Airline toiletry kits and lie-flat seats? Those aren't modern innovations. Just take a look at the items in San Francisco's airport museum.
This quirky look at the past will transport you to the days when airline travel was fun. (Yes, there were such days.)
In the 1940s and '50s, planes could travel farther and farther, and airlines offered more comforts to keep pace with the emerging technology. In the 1950s, for instance, Lufthansa was tucking passengers in on what looked more like beds than seats.
SFO Museum, which is part of the airport, has assembled vintage airline amenities in an exhibition called "Remain Over Night." Indeed, the show's signature photo shows an ad with a man in full suit stretched out and sleeping with a TWA pillow beneath his head.
R.O.N., the acronym for Remain Over Night, meant grooming kits that included shavers, combs, toothbrush and toothpaste, shoe polish and other personal items. Blankets, towels, soaps, sleep masks and socks also made their debut -- similar to items offered today on long-haul flights.

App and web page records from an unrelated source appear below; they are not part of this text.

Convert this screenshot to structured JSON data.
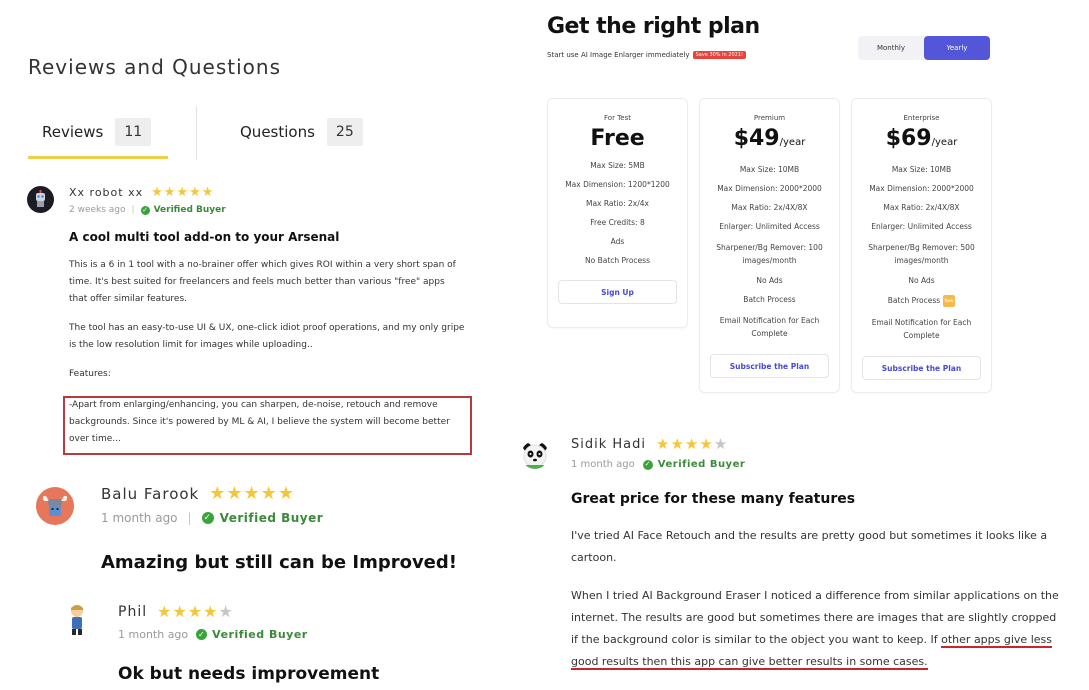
{
  "reviews_section": {
    "title": "Reviews and Questions",
    "tabs": [
      {
        "label": "Reviews",
        "count": "11"
      },
      {
        "label": "Questions",
        "count": "25"
      }
    ]
  },
  "reviews": [
    {
      "name": "Xx robot xx",
      "rating": 5,
      "time": "2 weeks ago",
      "verified": "Verified Buyer",
      "title": "A cool multi tool add-on to your Arsenal",
      "paragraphs": [
        "This is a 6 in 1 tool with a no-brainer offer which gives ROI within a very short span of time. It's best suited for freelancers and feels much better than various \"free\" apps that offer similar features.",
        "The tool has an easy-to-use UI & UX, one-click idiot proof operations, and my only gripe is the low resolution limit for images while uploading..",
        "Features:",
        "-Apart from enlarging/enhancing, you can sharpen, de-noise, retouch and remove backgrounds. Since it's powered by ML & AI, I believe the system will become better over time..."
      ]
    },
    {
      "name": "Balu Farook",
      "rating": 5,
      "time": "1 month ago",
      "verified": "Verified Buyer",
      "title": "Amazing but still can be Improved!"
    },
    {
      "name": "Phil",
      "rating": 4,
      "time": "1 month ago",
      "verified": "Verified Buyer",
      "title": "Ok but needs improvement"
    },
    {
      "name": "Sidik Hadi",
      "rating": 4,
      "time": "1 month ago",
      "verified": "Verified Buyer",
      "title": "Great price for these many features",
      "paragraphs": [
        "I've tried AI Face Retouch and the results are pretty good but sometimes it looks like a cartoon.",
        "When I tried AI Background Eraser I noticed a difference from similar applications on the internet. The results are good but sometimes there are images that are slightly cropped if the background color is similar to the object you want to keep. If",
        "other apps give less good results then this app can give better results in some cases."
      ]
    }
  ],
  "pricing": {
    "title": "Get the right plan",
    "subtitle": "Start use AI Image Enlarger immediately",
    "badge": "Save 30% in 2021!",
    "toggle": {
      "monthly": "Monthly",
      "yearly": "Yearly",
      "active": "yearly"
    },
    "plans": [
      {
        "tier": "For Test",
        "price": "Free",
        "per": "",
        "features": [
          "Max Size: 5MB",
          "Max Dimension: 1200*1200",
          "Max Ratio: 2x/4x",
          "Free Credits: 8",
          "Ads",
          "No Batch Process"
        ],
        "cta": "Sign Up"
      },
      {
        "tier": "Premium",
        "price": "$49",
        "per": "/year",
        "features": [
          "Max Size: 10MB",
          "Max Dimension: 2000*2000",
          "Max Ratio: 2x/4X/8X",
          "Enlarger: Unlimited Access",
          "Sharpener/Bg Remover: 100 images/month",
          "No Ads",
          "Batch Process",
          "Email Notification for Each Complete"
        ],
        "cta": "Subscribe the Plan"
      },
      {
        "tier": "Enterprise",
        "price": "$69",
        "per": "/year",
        "features": [
          "Max Size: 10MB",
          "Max Dimension: 2000*2000",
          "Max Ratio: 2x/4X/8X",
          "Enlarger: Unlimited Access",
          "Sharpener/Bg Remover: 500 images/month",
          "No Ads",
          "Batch Process",
          "Email Notification for Each Complete"
        ],
        "new_badge": "New",
        "cta": "Subscribe the Plan"
      }
    ]
  },
  "colors": {
    "accent": "#5356d9",
    "star": "#f5c63a",
    "verified": "#3a8a3a",
    "tab_underline": "#f2cf4a",
    "highlight": "#b93a3a"
  }
}
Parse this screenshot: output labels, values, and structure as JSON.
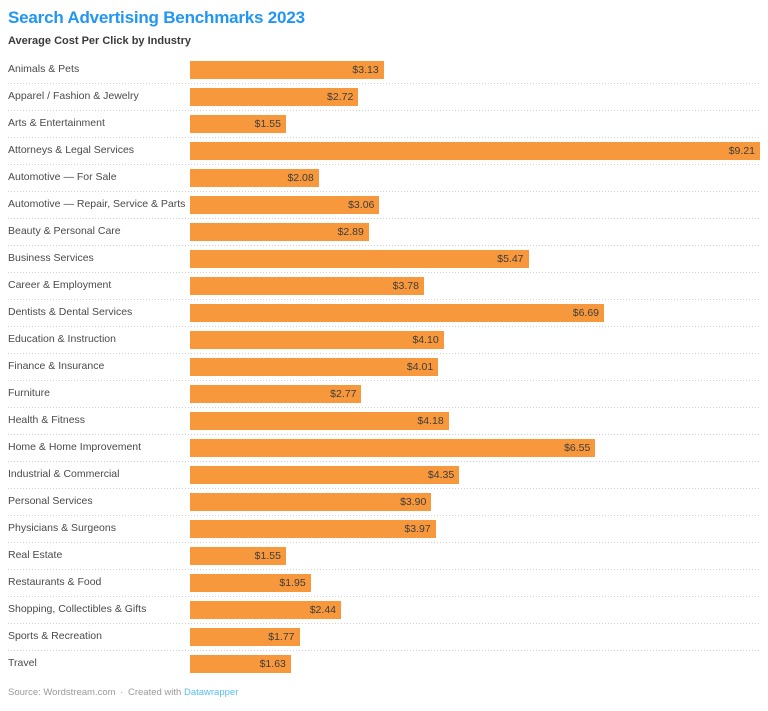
{
  "header": {
    "title": "Search Advertising Benchmarks 2023",
    "subtitle": "Average Cost Per Click by Industry"
  },
  "footer": {
    "source_label": "Source: Wordstream.com",
    "separator": "·",
    "created_with": "Created with",
    "tool": "Datawrapper"
  },
  "colors": {
    "title": "#2196f3",
    "bar": "#f8983c",
    "label": "#4a4a4a",
    "value": "#3d3d3d",
    "gridline": "#cfcfcf",
    "footer": "#9a9a9a",
    "link": "#57bdf5"
  },
  "chart_data": {
    "type": "bar",
    "orientation": "horizontal",
    "title": "Search Advertising Benchmarks 2023",
    "subtitle": "Average Cost Per Click by Industry",
    "xlabel": "",
    "ylabel": "",
    "xlim": [
      0,
      9.21
    ],
    "grid": false,
    "value_prefix": "$",
    "value_labels_inside": true,
    "legend": null,
    "source": "Wordstream.com",
    "categories": [
      "Animals & Pets",
      "Apparel / Fashion & Jewelry",
      "Arts & Entertainment",
      "Attorneys & Legal Services",
      "Automotive — For Sale",
      "Automotive — Repair, Service & Parts",
      "Beauty & Personal Care",
      "Business Services",
      "Career & Employment",
      "Dentists & Dental Services",
      "Education & Instruction",
      "Finance & Insurance",
      "Furniture",
      "Health & Fitness",
      "Home & Home Improvement",
      "Industrial & Commercial",
      "Personal Services",
      "Physicians & Surgeons",
      "Real Estate",
      "Restaurants & Food",
      "Shopping, Collectibles & Gifts",
      "Sports & Recreation",
      "Travel"
    ],
    "values": [
      3.13,
      2.72,
      1.55,
      9.21,
      2.08,
      3.06,
      2.89,
      5.47,
      3.78,
      6.69,
      4.1,
      4.01,
      2.77,
      4.18,
      6.55,
      4.35,
      3.9,
      3.97,
      1.55,
      1.95,
      2.44,
      1.77,
      1.63
    ],
    "value_labels": [
      "$3.13",
      "$2.72",
      "$1.55",
      "$9.21",
      "$2.08",
      "$3.06",
      "$2.89",
      "$5.47",
      "$3.78",
      "$6.69",
      "$4.10",
      "$4.01",
      "$2.77",
      "$4.18",
      "$6.55",
      "$4.35",
      "$3.90",
      "$3.97",
      "$1.55",
      "$1.95",
      "$2.44",
      "$1.77",
      "$1.63"
    ]
  }
}
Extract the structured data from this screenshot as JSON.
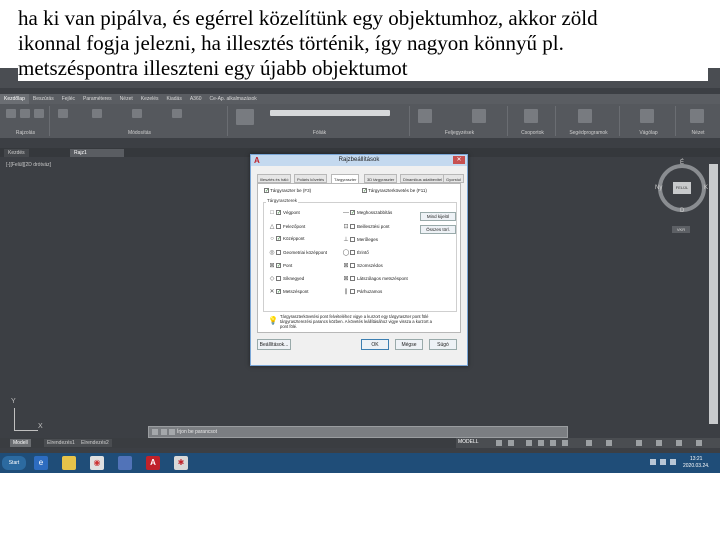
{
  "caption": {
    "line1": "ha ki van pipálva, és egérrel közelítünk egy objektumhoz, akkor zöld",
    "line2": "ikonnal fogja jelezni, ha illesztés történik, így nagyon könnyű pl.",
    "line3": "metszéspontra illeszteni egy újabb objektumot"
  },
  "ribbon": {
    "tabs": [
      "Kezdőlap",
      "Beszúrás",
      "Fejléc",
      "Paraméteres",
      "Nézet",
      "Kezelés",
      "Kiadás",
      "A360",
      "Ce-Ap. alkalmazások"
    ],
    "groups": [
      {
        "label": "Rajzolás"
      },
      {
        "label": "Módosítás"
      },
      {
        "label": "Fóliák"
      },
      {
        "label": "Feljegyzések"
      },
      {
        "label": "Csoportok"
      },
      {
        "label": "Segédprogramok"
      },
      {
        "label": "Vágólap"
      },
      {
        "label": "Nézet"
      }
    ]
  },
  "doc_tabs": [
    "Kezdés",
    "Rajz1"
  ],
  "viewport_label": "[-][Felül][2D drótváz]",
  "navcube": {
    "face": "FELÜL",
    "north": "É",
    "south": "D",
    "west": "Ny",
    "east": "K",
    "wcs": "VKR"
  },
  "ucs": {
    "x": "X",
    "y": "Y"
  },
  "command": {
    "prompt": "Írjon be parancsot"
  },
  "layout_tabs": [
    "Modell",
    "Elrendezés1",
    "Elrendezés2"
  ],
  "status": {
    "model": "MODELL"
  },
  "taskbar": {
    "start": "Start",
    "time": "13:21",
    "date": "2020.03.24."
  },
  "dialog": {
    "title": "Rajzbeállítások",
    "close": "✕",
    "tabs": [
      "Illesztés és háló",
      "Poláris követés",
      "Tárgyraszter",
      "3D tárgyraszter",
      "Dinamikus adatbevitel",
      "Gyorstul"
    ],
    "active_tab": 2,
    "osnap_on": "Tárgyraszter be (F3)",
    "osnap_track": "Tárgyraszterkövetés be (F11)",
    "group_title": "Tárgyraszterek",
    "left_modes": [
      {
        "glyph": "□",
        "label": "Végpont",
        "checked": true
      },
      {
        "glyph": "△",
        "label": "Felezőpont",
        "checked": false
      },
      {
        "glyph": "○",
        "label": "Középpont",
        "checked": true
      },
      {
        "glyph": "◎",
        "label": "Geometriai középpont",
        "checked": false
      },
      {
        "glyph": "⊠",
        "label": "Pont",
        "checked": true
      },
      {
        "glyph": "◇",
        "label": "Síknegyed",
        "checked": false
      },
      {
        "glyph": "✕",
        "label": "Metszéspont",
        "checked": true
      }
    ],
    "right_modes": [
      {
        "glyph": "—",
        "label": "Meghosszabbítás",
        "checked": true
      },
      {
        "glyph": "⊡",
        "label": "Beillesztési pont",
        "checked": false
      },
      {
        "glyph": "⊥",
        "label": "Merőleges",
        "checked": false
      },
      {
        "glyph": "◯",
        "label": "Érintő",
        "checked": false
      },
      {
        "glyph": "⊠",
        "label": "Szomszédos",
        "checked": false
      },
      {
        "glyph": "⊠",
        "label": "Látszólagos metszéspont",
        "checked": false
      },
      {
        "glyph": "∥",
        "label": "Párhuzamos",
        "checked": false
      }
    ],
    "select_all": "Mind kijelöl",
    "clear_all": "Összes törl.",
    "info": "Tárgyraszterkövetési pont felvételéhez vigye a kurzort egy tárgyraszter pont fölé tárgyraszterezési parancs közben. A követés leállításához vigye vissza a kurzort a pont fölé.",
    "options_btn": "Beállítások...",
    "ok": "OK",
    "cancel": "Mégse",
    "help": "Súgó"
  }
}
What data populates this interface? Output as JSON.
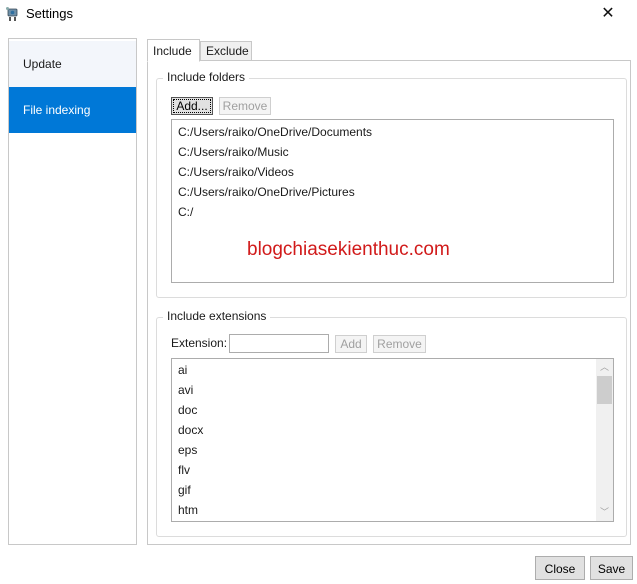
{
  "window": {
    "title": "Settings",
    "app_icon": "settings-app-icon",
    "close_glyph": "✕"
  },
  "sidebar": {
    "items": [
      {
        "label": "Update",
        "active": false
      },
      {
        "label": "File indexing",
        "active": true
      }
    ],
    "active_color": "#0078d7"
  },
  "tabs": [
    {
      "label": "Include",
      "active": true
    },
    {
      "label": "Exclude",
      "active": false
    }
  ],
  "include_folders": {
    "legend": "Include folders",
    "add_label": "Add...",
    "remove_label": "Remove",
    "remove_enabled": false,
    "folders": [
      "C:/Users/raiko/OneDrive/Documents",
      "C:/Users/raiko/Music",
      "C:/Users/raiko/Videos",
      "C:/Users/raiko/OneDrive/Pictures",
      "C:/"
    ]
  },
  "watermark": "blogchiasekienthuc.com",
  "include_extensions": {
    "legend": "Include extensions",
    "extension_label": "Extension:",
    "extension_value": "",
    "add_label": "Add",
    "remove_label": "Remove",
    "extensions": [
      "ai",
      "avi",
      "doc",
      "docx",
      "eps",
      "flv",
      "gif",
      "htm"
    ],
    "scroll_up_glyph": "︿",
    "scroll_down_glyph": "﹀"
  },
  "footer": {
    "close_label": "Close",
    "save_label": "Save"
  }
}
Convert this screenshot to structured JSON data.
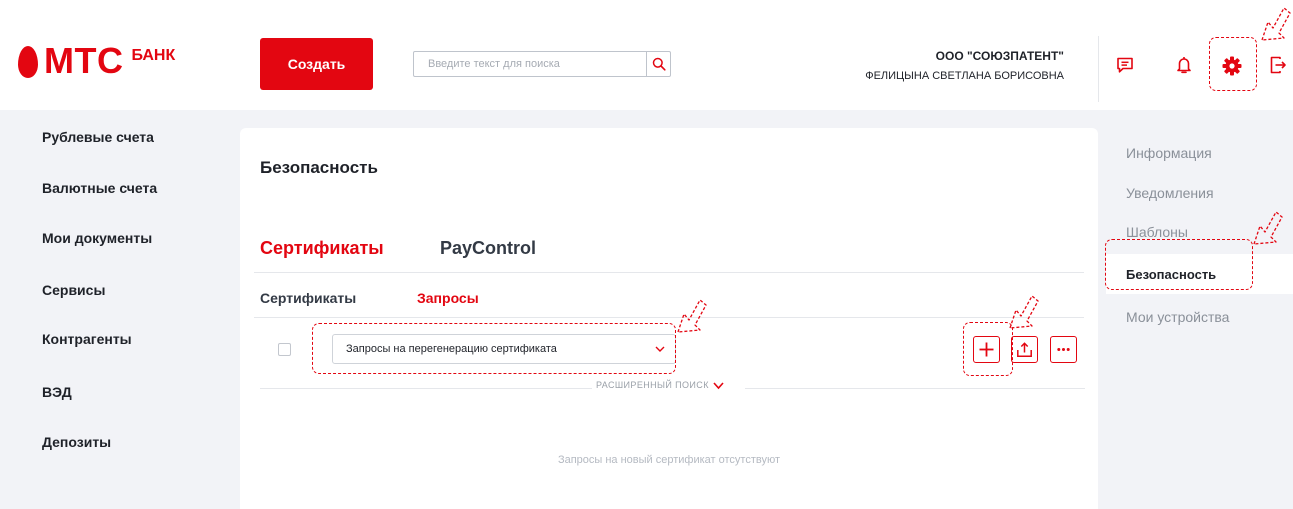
{
  "logo": {
    "brand": "МТС",
    "suffix": "БАНК"
  },
  "header": {
    "create_label": "Создать",
    "search": {
      "placeholder": "Введите текст для поиска",
      "value": ""
    },
    "company_name": "ООО \"СОЮЗПАТЕНТ\"",
    "user_name": "ФЕЛИЦЫНА СВЕТЛАНА БОРИСОВНА",
    "icons": [
      "chat-icon",
      "bell-icon",
      "gear-icon",
      "logout-icon"
    ]
  },
  "sidebar": {
    "items": [
      {
        "label": "Рублевые счета"
      },
      {
        "label": "Валютные счета"
      },
      {
        "label": "Мои документы"
      },
      {
        "label": "Сервисы"
      },
      {
        "label": "Контрагенты"
      },
      {
        "label": "ВЭД"
      },
      {
        "label": "Депозиты"
      }
    ]
  },
  "main": {
    "title": "Безопасность",
    "tabs": [
      {
        "label": "Сертификаты",
        "active": true
      },
      {
        "label": "PayControl",
        "active": false
      }
    ],
    "subtabs": [
      {
        "label": "Сертификаты",
        "active": false
      },
      {
        "label": "Запросы",
        "active": true
      }
    ],
    "filter": {
      "selected": "Запросы на перегенерацию сертификата"
    },
    "actions": [
      "add-icon",
      "upload-icon",
      "more-icon"
    ],
    "advanced_search_label": "РАСШИРЕННЫЙ ПОИСК",
    "empty_message": "Запросы на новый сертификат отсутствуют"
  },
  "right_nav": {
    "items": [
      {
        "label": "Информация",
        "active": false
      },
      {
        "label": "Уведомления",
        "active": false
      },
      {
        "label": "Шаблоны",
        "active": false
      },
      {
        "label": "Безопасность",
        "active": true
      },
      {
        "label": "Мои устройства",
        "active": false
      }
    ]
  },
  "colors": {
    "accent": "#e30611",
    "text": "#1f2229",
    "muted": "#8a9099",
    "background": "#f2f3f7"
  }
}
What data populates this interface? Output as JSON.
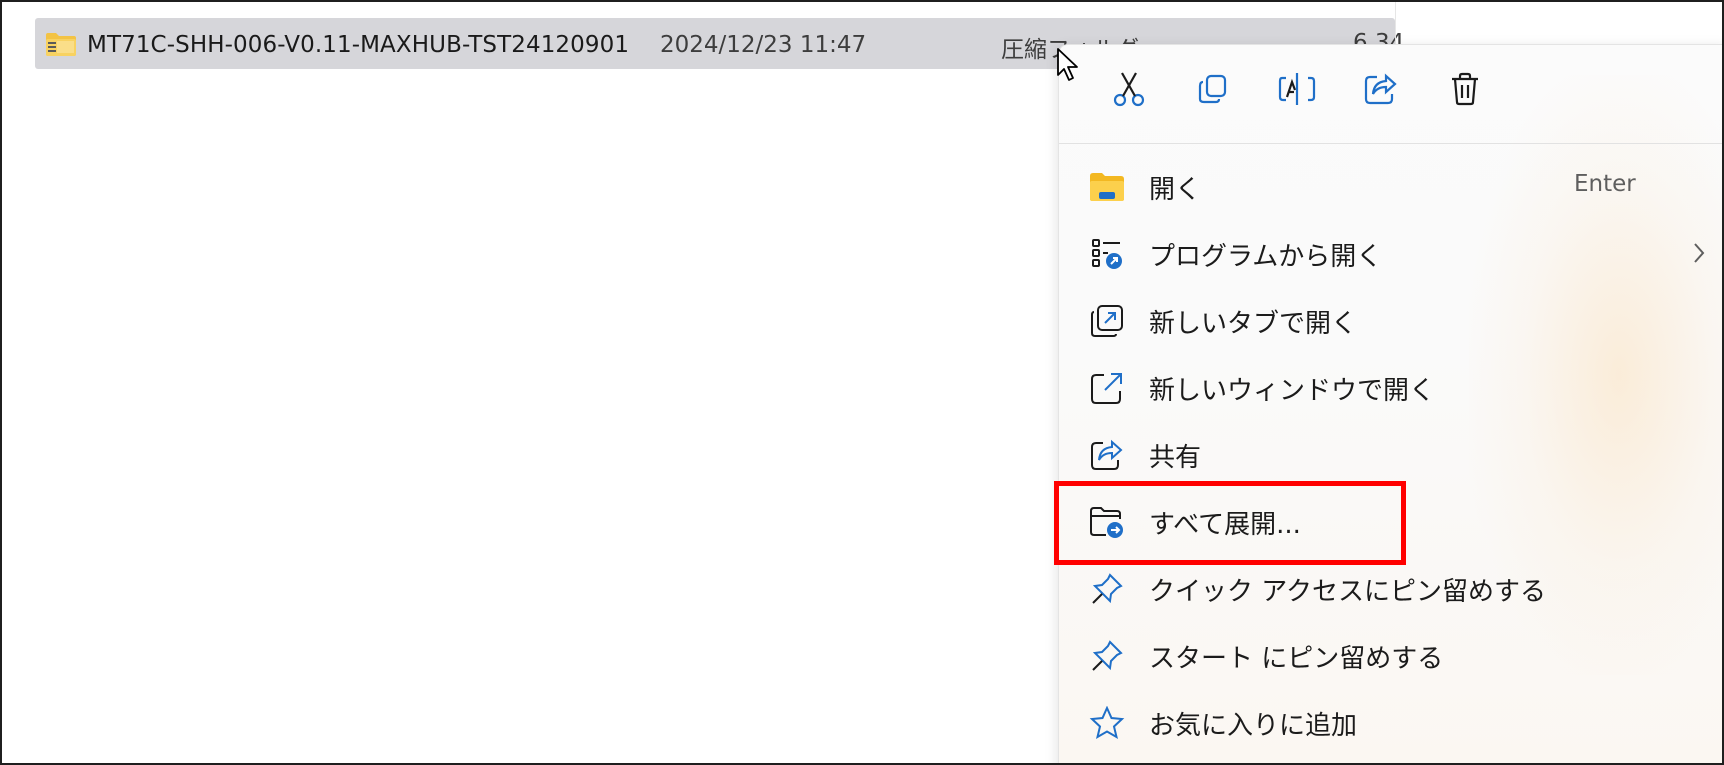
{
  "file": {
    "name": "MT71C-SHH-006-V0.11-MAXHUB-TST24120901",
    "date": "2024/12/23 11:47",
    "type": "圧縮フォルダー",
    "size": "6,34",
    "icon": "zip-folder-icon"
  },
  "context_menu": {
    "toolbar": [
      {
        "name": "cut",
        "icon": "scissors-icon"
      },
      {
        "name": "copy",
        "icon": "copy-icon"
      },
      {
        "name": "rename",
        "icon": "rename-icon"
      },
      {
        "name": "share",
        "icon": "share-icon"
      },
      {
        "name": "delete",
        "icon": "trash-icon"
      }
    ],
    "items": [
      {
        "label": "開く",
        "shortcut": "Enter",
        "icon": "folder-icon"
      },
      {
        "label": "プログラムから開く",
        "submenu": true,
        "icon": "open-with-icon"
      },
      {
        "label": "新しいタブで開く",
        "icon": "new-tab-icon"
      },
      {
        "label": "新しいウィンドウで開く",
        "icon": "new-window-icon"
      },
      {
        "label": "共有",
        "icon": "share-icon"
      },
      {
        "label": "すべて展開...",
        "icon": "extract-all-icon",
        "highlighted": true
      },
      {
        "label": "クイック アクセスにピン留めする",
        "icon": "pin-icon"
      },
      {
        "label": "スタート にピン留めする",
        "icon": "pin-icon"
      },
      {
        "label": "お気に入りに追加",
        "icon": "star-icon"
      }
    ]
  },
  "colors": {
    "selection": "#d6d6da",
    "accent": "#1f6fc8",
    "highlight_border": "#ff0000"
  }
}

The display includes a Pan-Am World Airways travel alarm clock from the 1950s and personal soaps from such airlines as Braniff (which had three incarnations, the last one tapering off in 1992), TWA (it merged with American in 2001) and Continental (merged with United and became one in March 2012) airlines. There's a lot of good aviation history about the evolution of airlines and longer flights.
The exhibition is installed at the pre-security departures Level 2 of Terminal 1 and will remain on display through September. There's also a separate display at the Aviation Museum & Library on vintage airline luggage labels, bag tags and tickets. It's on pre-security departures Level 3 and continues through October.
Check out all SFO Museum exhibitions online if you're flying in or out -- or just want to visit.